Kant argues that God, personal immortality, and with them, Hell and Heaven, are possible, and that there is no disproof of any of them (they are not self-contradictory, and they are not disproven by science, since they are outside the purview of science; see Sullivan, 1989, p. 224).
What is Kant’s view on soul?
First, Kant believes that our souls penetrate our bodies, which is to say that our souls and our corporeal bodies occupy the same space at the same time. Second, this gives rise to an account of cognition in which human souls can have representations only because they are affected by human bodies.
What are the arguments for the death penalty?
Arguments in favour of capital punishment
- Prevention of re-offending.

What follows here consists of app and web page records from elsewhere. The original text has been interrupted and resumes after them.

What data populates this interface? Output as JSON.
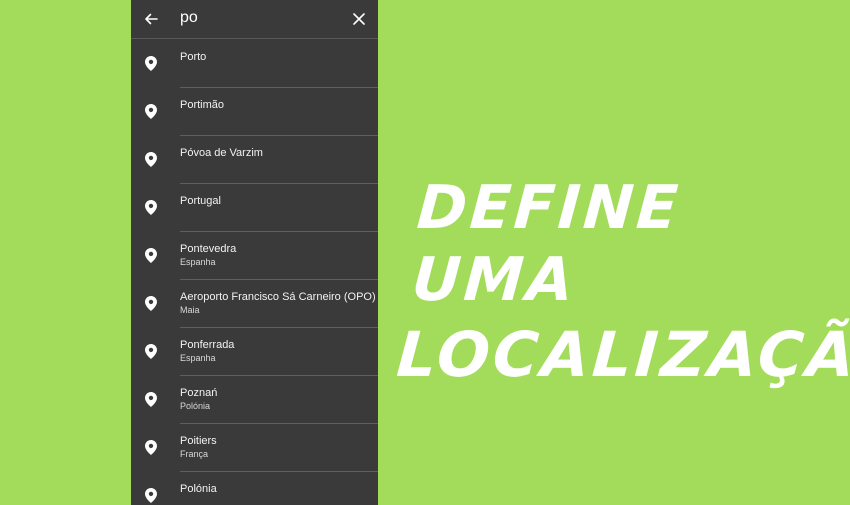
{
  "search": {
    "query": "po",
    "back_icon": "arrow-left-icon",
    "clear_icon": "close-icon"
  },
  "results": [
    {
      "title": "Porto",
      "subtitle": ""
    },
    {
      "title": "Portimão",
      "subtitle": ""
    },
    {
      "title": "Póvoa de Varzim",
      "subtitle": ""
    },
    {
      "title": "Portugal",
      "subtitle": ""
    },
    {
      "title": "Pontevedra",
      "subtitle": "Espanha"
    },
    {
      "title": "Aeroporto Francisco Sá Carneiro (OPO)",
      "subtitle": "Maia"
    },
    {
      "title": "Ponferrada",
      "subtitle": "Espanha"
    },
    {
      "title": "Poznań",
      "subtitle": "Polónia"
    },
    {
      "title": "Poitiers",
      "subtitle": "França"
    },
    {
      "title": "Polónia",
      "subtitle": ""
    }
  ],
  "result_icon": "location-pin-icon",
  "headline": {
    "line1": "DEFINE UMA",
    "line2": "LOCALIZAÇÃO"
  },
  "colors": {
    "background": "#a3dc5b",
    "panel": "#3a3a3a",
    "text": "#ffffff"
  }
}
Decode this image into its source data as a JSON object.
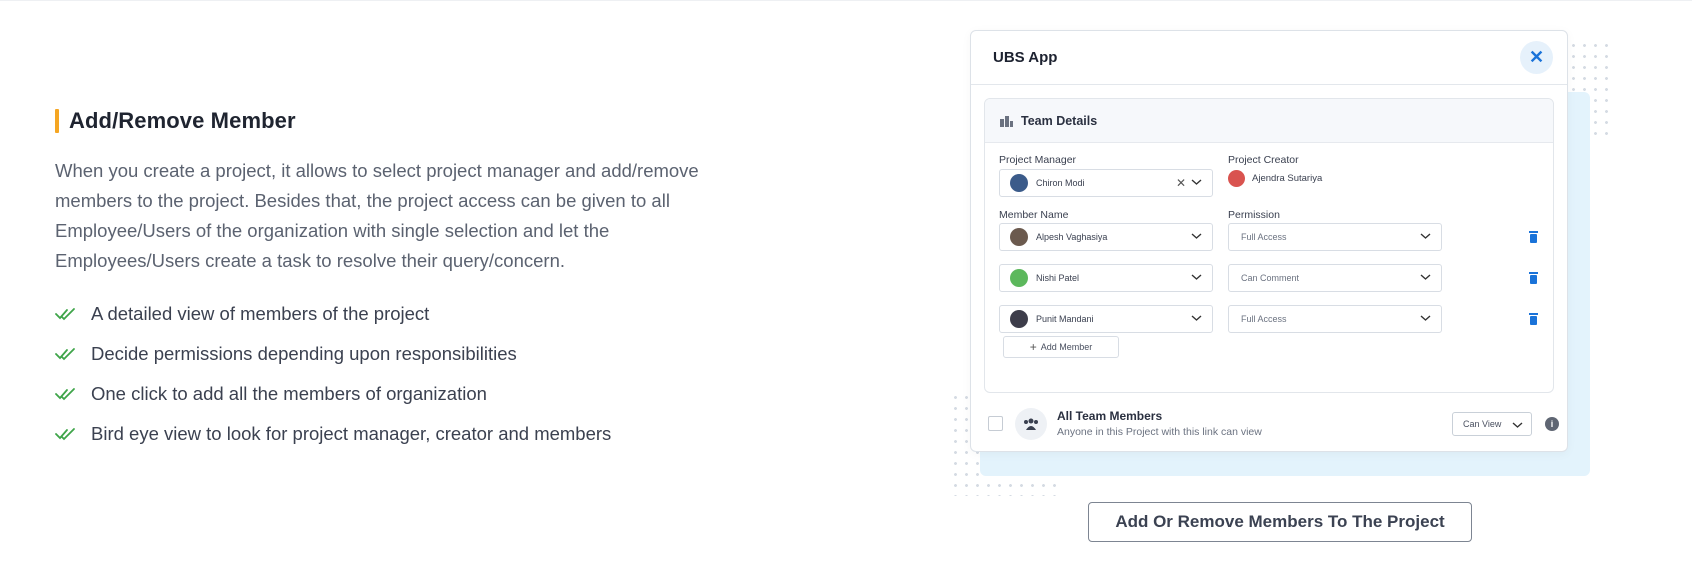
{
  "section": {
    "title": "Add/Remove Member",
    "description": "When you create a project, it allows to select project manager and add/remove members to the project. Besides that, the project access can be given to all Employee/Users of the organization with single selection and let the Employees/Users create a task to resolve their query/concern.",
    "features": [
      "A detailed view of members of the project",
      "Decide permissions depending upon responsibilities",
      "One click to add all the members of organization",
      "Bird eye view to look for project manager, creator and members"
    ]
  },
  "modal": {
    "title": "UBS App",
    "close_icon": "close-icon",
    "team_details": "Team Details",
    "project_manager_label": "Project Manager",
    "project_manager": "Chiron Modi",
    "project_creator_label": "Project Creator",
    "project_creator": "Ajendra Sutariya",
    "member_name_label": "Member Name",
    "permission_label": "Permission",
    "members": [
      {
        "name": "Alpesh Vaghasiya",
        "permission": "Full Access"
      },
      {
        "name": "Nishi Patel",
        "permission": "Can Comment"
      },
      {
        "name": "Punit Mandani",
        "permission": "Full Access"
      }
    ],
    "add_member": "Add Member",
    "all_team_title": "All Team Members",
    "all_team_sub": "Anyone in this Project with this link can view",
    "access_select": "Can View"
  },
  "cta_label": "Add Or Remove Members To The Project",
  "colors": {
    "accent_bar": "#f5a623",
    "check_green": "#3fa54a",
    "link_blue": "#1a73d9",
    "panel_bg": "#e3f3fc"
  }
}
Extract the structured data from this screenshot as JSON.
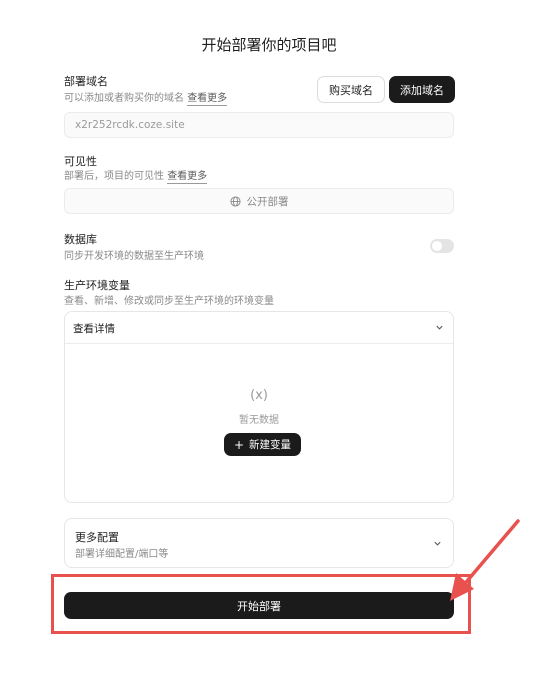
{
  "page": {
    "title": "开始部署你的项目吧"
  },
  "domain": {
    "label": "部署域名",
    "desc": "可以添加或者购买你的域名",
    "learn_more": "查看更多",
    "buy_button": "购买域名",
    "add_button": "添加域名",
    "current_value": "x2r252rcdk.coze.site"
  },
  "visibility": {
    "label": "可见性",
    "desc": "部署后，项目的可见性",
    "learn_more": "查看更多",
    "option": "公开部署"
  },
  "database": {
    "label": "数据库",
    "desc": "同步开发环境的数据至生产环境",
    "enabled": false
  },
  "env_vars": {
    "label": "生产环境变量",
    "desc": "查看、新增、修改或同步至生产环境的环境变量",
    "details_toggle": "查看详情",
    "empty_icon": "(x)",
    "empty_text": "暂无数据",
    "new_button": "新建变量"
  },
  "more_config": {
    "title": "更多配置",
    "desc": "部署详细配置/端口等"
  },
  "deploy": {
    "button": "开始部署"
  },
  "colors": {
    "annotation": "#e8514e",
    "primary": "#1b1b1b"
  }
}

- Closure and vindication.
- Incentive to help police.
- A Japanese argument.
Why the death penalty is ethical?
Capital punishment is often defended on the grounds that society has a moral obligation to protect the safety and welfare of its citizens. Murderers threaten this safety and welfare. Only by putting murderers to death can society ensure that convicted killers do not kill again.

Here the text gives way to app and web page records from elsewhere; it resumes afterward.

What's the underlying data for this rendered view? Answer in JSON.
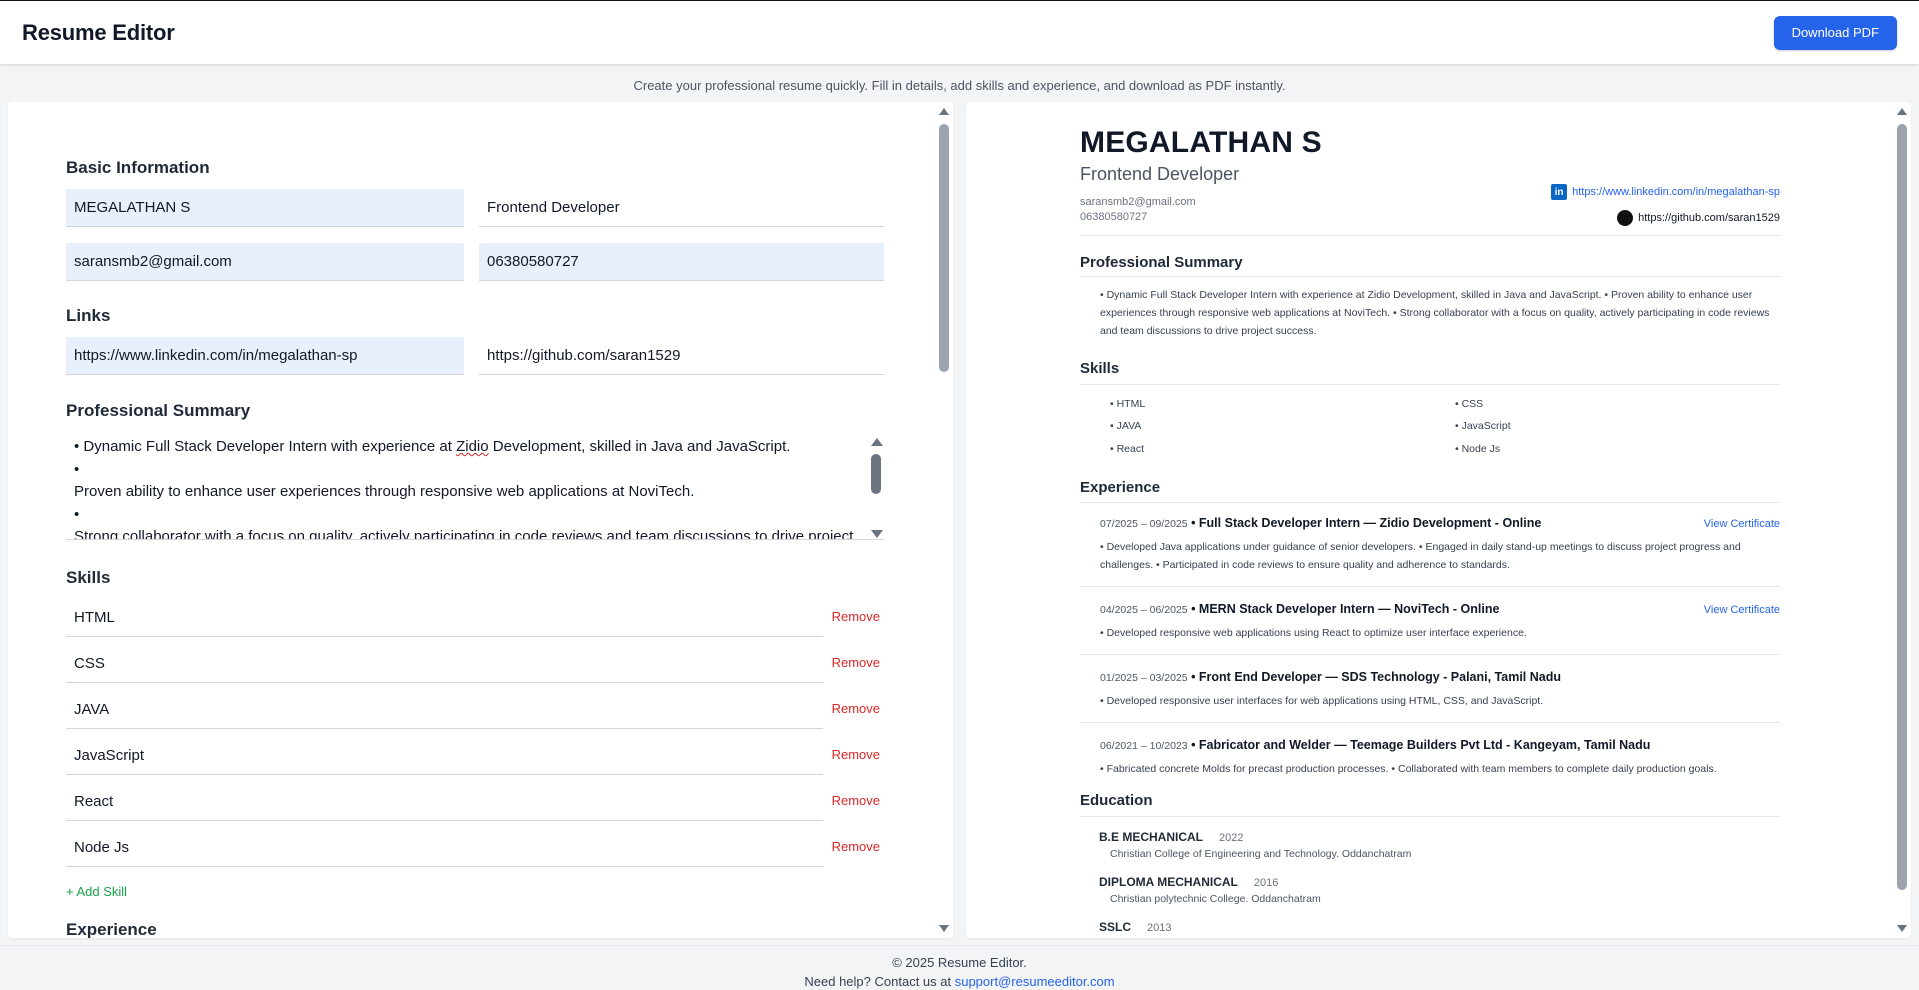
{
  "app": {
    "title": "Resume Editor",
    "download_label": "Download PDF"
  },
  "subtitle": "Create your professional resume quickly. Fill in details, add skills and experience, and download as PDF instantly.",
  "form": {
    "basic_heading": "Basic Information",
    "name": "MEGALATHAN S",
    "title": "Frontend Developer",
    "email": "saransmb2@gmail.com",
    "phone": "06380580727",
    "links_heading": "Links",
    "linkedin": "https://www.linkedin.com/in/megalathan-sp",
    "github": "https://github.com/saran1529",
    "summary_heading": "Professional Summary",
    "summary_lines": {
      "l1_pre": "• Dynamic Full Stack Developer Intern with experience at ",
      "l1_word": "Zidio",
      "l1_post": " Development, skilled in Java and JavaScript.",
      "l2": "•",
      "l3": "Proven ability to enhance user experiences through responsive web applications at NoviTech.",
      "l4": "•",
      "l5": "Strong collaborator with a focus on quality, actively participating in code reviews and team discussions to drive project success."
    },
    "skills_heading": "Skills",
    "skills": [
      "HTML",
      "CSS",
      "JAVA",
      "JavaScript",
      "React",
      "Node Js"
    ],
    "remove_label": "Remove",
    "add_skill_label": "+ Add Skill",
    "experience_heading": "Experience"
  },
  "preview": {
    "name": "MEGALATHAN S",
    "title": "Frontend Developer",
    "email": "saransmb2@gmail.com",
    "phone": "06380580727",
    "linkedin": "https://www.linkedin.com/in/megalathan-sp",
    "github": "https://github.com/saran1529",
    "summary_heading": "Professional Summary",
    "summary": "• Dynamic Full Stack Developer Intern with experience at Zidio Development, skilled in Java and JavaScript. • Proven ability to enhance user experiences through responsive web applications at NoviTech. • Strong collaborator with a focus on quality, actively participating in code reviews and team discussions to drive project success.",
    "skills_heading": "Skills",
    "skills_col1": [
      "HTML",
      "JAVA",
      "React"
    ],
    "skills_col2": [
      "CSS",
      "JavaScript",
      "Node Js"
    ],
    "experience_heading": "Experience",
    "experience": [
      {
        "dates": "07/2025 – 09/2025",
        "head": " • Full Stack Developer Intern — Zidio Development - Online",
        "cert": "View Certificate",
        "desc": "• Developed Java applications under guidance of senior developers. • Engaged in daily stand-up meetings to discuss project progress and challenges. • Participated in code reviews to ensure quality and adherence to standards."
      },
      {
        "dates": "04/2025 – 06/2025",
        "head": " • MERN Stack Developer Intern — NoviTech - Online",
        "cert": "View Certificate",
        "desc": "• Developed responsive web applications using React to optimize user interface experience."
      },
      {
        "dates": "01/2025 – 03/2025",
        "head": " • Front End Developer — SDS Technology - Palani, Tamil Nadu",
        "cert": "",
        "desc": "• Developed responsive user interfaces for web applications using HTML, CSS, and JavaScript."
      },
      {
        "dates": "06/2021 – 10/2023",
        "head": " • Fabricator and Welder — Teemage Builders Pvt Ltd - Kangeyam, Tamil Nadu",
        "cert": "",
        "desc": "• Fabricated concrete Molds for precast production processes. • Collaborated with team members to complete daily production goals."
      }
    ],
    "education_heading": "Education",
    "education": [
      {
        "degree": "B.E MECHANICAL",
        "year": "2022",
        "school": "Christian College of Engineering and Technology. Oddanchatram"
      },
      {
        "degree": "DIPLOMA MECHANICAL",
        "year": "2016",
        "school": "Christian polytechnic College. Oddanchatram"
      },
      {
        "degree": "SSLC",
        "year": "2013",
        "school": ""
      }
    ]
  },
  "footer": {
    "copyright": "© 2025 Resume Editor.",
    "help_prefix": "Need help? Contact us at ",
    "email": "support@resumeeditor.com"
  }
}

Does Kant define “death with dignity”?
Although Kant’s notion of dignity cannot be deployed to defend a broad permission for suicide akin to that favored by the “death with dignity” movement, it also does not entail as restrictive a stance on morally permissible suicide or on assisted dying.
What did Karl Kant think about life after death?
Kant said relatively little about life after death, even in his book Religion within the Limits of Reason Alone, his interpretation and assessment of Christianity as “rational religion”.
What is Kant’s position on euthanasia?
Kant, in forbidding suicide and euthanasia, is conflating respect for persons and respect for people, and assuming that, in killing a person (either oneself or another), we are thereby undermining personhood. But an argument along these lines is faulty according to Kant’s own standards.
Why is Immanuel Kant so important?
Typically, Kant is not even an exception to this either; it simply conformed to the style of the times and his own to make these leaps theoretically separable. So Kant is important for one reason: he did to metaphysics what the French Revolution did to the Old Order. It still had a lot of life left in it, but after, its days were numbered.